[WORK REQUIRED]: What you give back must match the data below character for character.

Items from a data source:
----------------------------------------

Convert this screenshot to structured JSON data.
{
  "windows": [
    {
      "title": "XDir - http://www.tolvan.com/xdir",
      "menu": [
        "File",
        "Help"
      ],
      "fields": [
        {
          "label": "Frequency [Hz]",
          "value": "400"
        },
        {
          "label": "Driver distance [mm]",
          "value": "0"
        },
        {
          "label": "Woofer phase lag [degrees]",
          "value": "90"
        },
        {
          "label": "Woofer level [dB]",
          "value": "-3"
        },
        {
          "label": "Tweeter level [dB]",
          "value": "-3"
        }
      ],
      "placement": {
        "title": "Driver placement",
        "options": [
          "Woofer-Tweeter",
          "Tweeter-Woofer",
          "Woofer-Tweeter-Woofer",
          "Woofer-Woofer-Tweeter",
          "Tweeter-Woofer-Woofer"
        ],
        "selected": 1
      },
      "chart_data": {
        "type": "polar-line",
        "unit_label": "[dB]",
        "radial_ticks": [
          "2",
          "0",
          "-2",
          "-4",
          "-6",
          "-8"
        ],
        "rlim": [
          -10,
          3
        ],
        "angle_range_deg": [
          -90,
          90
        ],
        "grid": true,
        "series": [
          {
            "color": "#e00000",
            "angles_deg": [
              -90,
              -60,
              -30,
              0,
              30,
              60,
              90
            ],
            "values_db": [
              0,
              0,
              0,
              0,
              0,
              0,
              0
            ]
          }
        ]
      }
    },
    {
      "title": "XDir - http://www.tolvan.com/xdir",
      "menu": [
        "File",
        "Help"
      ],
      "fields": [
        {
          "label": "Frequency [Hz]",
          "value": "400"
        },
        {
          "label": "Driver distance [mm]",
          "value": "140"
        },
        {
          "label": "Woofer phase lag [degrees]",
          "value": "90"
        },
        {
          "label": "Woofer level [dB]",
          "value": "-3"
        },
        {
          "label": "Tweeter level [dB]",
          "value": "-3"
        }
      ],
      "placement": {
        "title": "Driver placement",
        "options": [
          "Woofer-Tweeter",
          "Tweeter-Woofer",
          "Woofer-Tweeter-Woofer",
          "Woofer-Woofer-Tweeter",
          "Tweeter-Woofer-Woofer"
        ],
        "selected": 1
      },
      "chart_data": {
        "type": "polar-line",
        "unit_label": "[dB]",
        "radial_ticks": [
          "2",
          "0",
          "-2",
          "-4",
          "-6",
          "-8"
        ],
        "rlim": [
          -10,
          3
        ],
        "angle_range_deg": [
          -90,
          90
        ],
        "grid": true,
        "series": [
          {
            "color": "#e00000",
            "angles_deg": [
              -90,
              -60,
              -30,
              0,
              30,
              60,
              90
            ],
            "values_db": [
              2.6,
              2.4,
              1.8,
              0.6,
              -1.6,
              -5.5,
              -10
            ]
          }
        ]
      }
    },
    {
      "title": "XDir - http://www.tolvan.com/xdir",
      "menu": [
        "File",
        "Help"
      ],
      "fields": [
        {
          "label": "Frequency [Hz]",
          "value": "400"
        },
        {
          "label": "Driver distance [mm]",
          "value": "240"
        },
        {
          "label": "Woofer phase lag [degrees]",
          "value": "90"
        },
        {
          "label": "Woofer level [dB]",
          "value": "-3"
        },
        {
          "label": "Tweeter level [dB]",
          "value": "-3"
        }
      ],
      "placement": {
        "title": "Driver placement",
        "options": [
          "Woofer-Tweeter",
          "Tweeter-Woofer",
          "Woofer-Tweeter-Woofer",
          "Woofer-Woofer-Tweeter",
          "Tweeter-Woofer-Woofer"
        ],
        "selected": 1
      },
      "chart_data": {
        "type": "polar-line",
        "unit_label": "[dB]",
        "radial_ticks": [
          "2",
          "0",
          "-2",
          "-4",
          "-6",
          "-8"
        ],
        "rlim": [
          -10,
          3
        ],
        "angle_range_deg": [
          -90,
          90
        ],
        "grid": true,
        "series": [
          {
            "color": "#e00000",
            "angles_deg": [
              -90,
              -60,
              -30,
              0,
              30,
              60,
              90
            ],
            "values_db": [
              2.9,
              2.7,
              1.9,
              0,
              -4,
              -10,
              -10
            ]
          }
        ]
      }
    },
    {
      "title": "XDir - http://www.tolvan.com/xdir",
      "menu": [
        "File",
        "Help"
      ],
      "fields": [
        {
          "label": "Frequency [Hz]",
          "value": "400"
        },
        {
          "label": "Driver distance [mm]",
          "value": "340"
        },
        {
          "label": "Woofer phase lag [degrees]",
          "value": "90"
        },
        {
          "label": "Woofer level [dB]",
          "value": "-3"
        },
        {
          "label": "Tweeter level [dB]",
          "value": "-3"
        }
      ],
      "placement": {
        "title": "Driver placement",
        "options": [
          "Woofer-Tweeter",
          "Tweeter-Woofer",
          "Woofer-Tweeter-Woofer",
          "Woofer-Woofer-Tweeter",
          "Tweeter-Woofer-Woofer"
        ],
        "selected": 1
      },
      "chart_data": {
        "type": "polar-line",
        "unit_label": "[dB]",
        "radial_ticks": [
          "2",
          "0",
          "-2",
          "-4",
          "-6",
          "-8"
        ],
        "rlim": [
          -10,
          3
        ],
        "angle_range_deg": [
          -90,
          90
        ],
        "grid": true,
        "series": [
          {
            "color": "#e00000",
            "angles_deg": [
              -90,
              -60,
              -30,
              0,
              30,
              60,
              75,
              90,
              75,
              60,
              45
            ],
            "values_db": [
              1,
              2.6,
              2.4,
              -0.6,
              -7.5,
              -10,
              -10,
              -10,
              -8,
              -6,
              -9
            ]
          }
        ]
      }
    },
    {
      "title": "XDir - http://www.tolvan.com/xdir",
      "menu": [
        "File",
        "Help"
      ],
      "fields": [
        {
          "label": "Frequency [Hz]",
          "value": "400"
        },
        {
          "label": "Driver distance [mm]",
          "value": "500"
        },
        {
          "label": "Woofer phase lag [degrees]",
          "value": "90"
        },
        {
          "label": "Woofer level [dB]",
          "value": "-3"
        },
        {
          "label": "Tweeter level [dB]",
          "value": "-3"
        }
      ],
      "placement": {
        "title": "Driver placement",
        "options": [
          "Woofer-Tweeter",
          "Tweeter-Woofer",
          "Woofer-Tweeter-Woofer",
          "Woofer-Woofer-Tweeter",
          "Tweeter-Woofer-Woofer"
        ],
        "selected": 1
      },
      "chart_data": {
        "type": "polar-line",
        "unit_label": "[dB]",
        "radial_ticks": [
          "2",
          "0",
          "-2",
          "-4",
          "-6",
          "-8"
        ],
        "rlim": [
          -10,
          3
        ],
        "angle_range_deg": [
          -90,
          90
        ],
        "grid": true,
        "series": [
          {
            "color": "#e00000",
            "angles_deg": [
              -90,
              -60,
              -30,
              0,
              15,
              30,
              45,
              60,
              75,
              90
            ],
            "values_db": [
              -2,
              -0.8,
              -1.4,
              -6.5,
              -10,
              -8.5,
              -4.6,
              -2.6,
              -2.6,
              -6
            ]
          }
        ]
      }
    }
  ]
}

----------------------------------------

[EXPECTED ANSWER]:
Convert this screenshot to structured JSON data.
{
  "windows": [
    {
      "title": "XDir - http://www.tolvan.com/xdir",
      "menu": [
        "File",
        "Help"
      ],
      "fields": [
        {
          "label": "Frequency [Hz]",
          "value": "400"
        },
        {
          "label": "Driver distance [mm]",
          "value": "0"
        },
        {
          "label": "Woofer phase lag [degrees]",
          "value": "90"
        },
        {
          "label": "Woofer level [dB]",
          "value": "-3"
        },
        {
          "label": "Tweeter level [dB]",
          "value": "-3"
        }
      ],
      "placement": {
        "title": "Driver placement",
        "options": [
          "Woofer-Tweeter",
          "Tweeter-Woofer",
          "Woofer-Tweeter-Woofer",
          "Woofer-Woofer-Tweeter",
          "Tweeter-Woofer-Woofer"
        ],
        "selected": 1
      },
      "chart_data": {
        "type": "polar-line",
        "unit_label": "[dB]",
        "radial_ticks": [
          "2",
          "0",
          "-2",
          "-4",
          "-6",
          "-8"
        ],
        "rlim": [
          -10,
          3
        ],
        "angle_range_deg": [
          -90,
          90
        ],
        "grid": true,
        "series": [
          {
            "color": "#e00000",
            "angles_deg": [
              -90,
              -60,
              -30,
              0,
              30,
              60,
              90
            ],
            "values_db": [
              0,
              0,
              0,
              0,
              0,
              0,
              0
            ]
          }
        ]
      }
    },
    {
      "title": "XDir - http://www.tolvan.com/xdir",
      "menu": [
        "File",
        "Help"
      ],
      "fields": [
        {
          "label": "Frequency [Hz]",
          "value": "400"
        },
        {
          "label": "Driver distance [mm]",
          "value": "140"
        },
        {
          "label": "Woofer phase lag [degrees]",
          "value": "90"
        },
        {
          "label": "Woofer level [dB]",
          "value": "-3"
        },
        {
          "label": "Tweeter level [dB]",
          "value": "-3"
        }
      ],
      "placement": {
        "title": "Driver placement",
        "options": [
          "Woofer-Tweeter",
          "Tweeter-Woofer",
          "Woofer-Tweeter-Woofer",
          "Woofer-Woofer-Tweeter",
          "Tweeter-Woofer-Woofer"
        ],
        "selected": 1
      },
      "chart_data": {
        "type": "polar-line",
        "unit_label": "[dB]",
        "radial_ticks": [
          "2",
          "0",
          "-2",
          "-4",
          "-6",
          "-8"
        ],
        "rlim": [
          -10,
          3
        ],
        "angle_range_deg": [
          -90,
          90
        ],
        "grid": true,
        "series": [
          {
            "color": "#e00000",
            "angles_deg": [
              -90,
              -60,
              -30,
              0,
              30,
              60,
              90
            ],
            "values_db": [
              2.6,
              2.4,
              1.8,
              0.6,
              -1.6,
              -5.5,
              -10
            ]
          }
        ]
      }
    },
    {
      "title": "XDir - http://www.tolvan.com/xdir",
      "menu": [
        "File",
        "Help"
      ],
      "fields": [
        {
          "label": "Frequency [Hz]",
          "value": "400"
        },
        {
          "label": "Driver distance [mm]",
          "value": "240"
        },
        {
          "label": "Woofer phase lag [degrees]",
          "value": "90"
        },
        {
          "label": "Woofer level [dB]",
          "value": "-3"
        },
        {
          "label": "Tweeter level [dB]",
          "value": "-3"
        }
      ],
      "placement": {
        "title": "Driver placement",
        "options": [
          "Woofer-Tweeter",
          "Tweeter-Woofer",
          "Woofer-Tweeter-Woofer",
          "Woofer-Woofer-Tweeter",
          "Tweeter-Woofer-Woofer"
        ],
        "selected": 1
      },
      "chart_data": {
        "type": "polar-line",
        "unit_label": "[dB]",
        "radial_ticks": [
          "2",
          "0",
          "-2",
          "-4",
          "-6",
          "-8"
        ],
        "rlim": [
          -10,
          3
        ],
        "angle_range_deg": [
          -90,
          90
        ],
        "grid": true,
        "series": [
          {
            "color": "#e00000",
            "angles_deg": [
              -90,
              -60,
              -30,
              0,
              30,
              60,
              90
            ],
            "values_db": [
              2.9,
              2.7,
              1.9,
              0,
              -4,
              -10,
              -10
            ]
          }
        ]
      }
    },
    {
      "title": "XDir - http://www.tolvan.com/xdir",
      "menu": [
        "File",
        "Help"
      ],
      "fields": [
        {
          "label": "Frequency [Hz]",
          "value": "400"
        },
        {
          "label": "Driver distance [mm]",
          "value": "340"
        },
        {
          "label": "Woofer phase lag [degrees]",
          "value": "90"
        },
        {
          "label": "Woofer level [dB]",
          "value": "-3"
        },
        {
          "label": "Tweeter level [dB]",
          "value": "-3"
        }
      ],
      "placement": {
        "title": "Driver placement",
        "options": [
          "Woofer-Tweeter",
          "Tweeter-Woofer",
          "Woofer-Tweeter-Woofer",
          "Woofer-Woofer-Tweeter",
          "Tweeter-Woofer-Woofer"
        ],
        "selected": 1
      },
      "chart_data": {
        "type": "polar-line",
        "unit_label": "[dB]",
        "radial_ticks": [
          "2",
          "0",
          "-2",
          "-4",
          "-6",
          "-8"
        ],
        "rlim": [
          -10,
          3
        ],
        "angle_range_deg": [
          -90,
          90
        ],
        "grid": true,
        "series": [
          {
            "color": "#e00000",
            "angles_deg": [
              -90,
              -60,
              -30,
              0,
              30,
              60,
              75,
              90,
              75,
              60,
              45
            ],
            "values_db": [
              1,
              2.6,
              2.4,
              -0.6,
              -7.5,
              -10,
              -10,
              -10,
              -8,
              -6,
              -9
            ]
          }
        ]
      }
    },
    {
      "title": "XDir - http://www.tolvan.com/xdir",
      "menu": [
        "File",
        "Help"
      ],
      "fields": [
        {
          "label": "Frequency [Hz]",
          "value": "400"
        },
        {
          "label": "Driver distance [mm]",
          "value": "500"
        },
        {
          "label": "Woofer phase lag [degrees]",
          "value": "90"
        },
        {
          "label": "Woofer level [dB]",
          "value": "-3"
        },
        {
          "label": "Tweeter level [dB]",
          "value": "-3"
        }
      ],
      "placement": {
        "title": "Driver placement",
        "options": [
          "Woofer-Tweeter",
          "Tweeter-Woofer",
          "Woofer-Tweeter-Woofer",
          "Woofer-Woofer-Tweeter",
          "Tweeter-Woofer-Woofer"
        ],
        "selected": 1
      },
      "chart_data": {
        "type": "polar-line",
        "unit_label": "[dB]",
        "radial_ticks": [
          "2",
          "0",
          "-2",
          "-4",
          "-6",
          "-8"
        ],
        "rlim": [
          -10,
          3
        ],
        "angle_range_deg": [
          -90,
          90
        ],
        "grid": true,
        "series": [
          {
            "color": "#e00000",
            "angles_deg": [
              -90,
              -60,
              -30,
              0,
              15,
              30,
              45,
              60,
              75,
              90
            ],
            "values_db": [
              -2,
              -0.8,
              -1.4,
              -6.5,
              -10,
              -8.5,
              -4.6,
              -2.6,
              -2.6,
              -6
            ]
          }
        ]
      }
    }
  ]
}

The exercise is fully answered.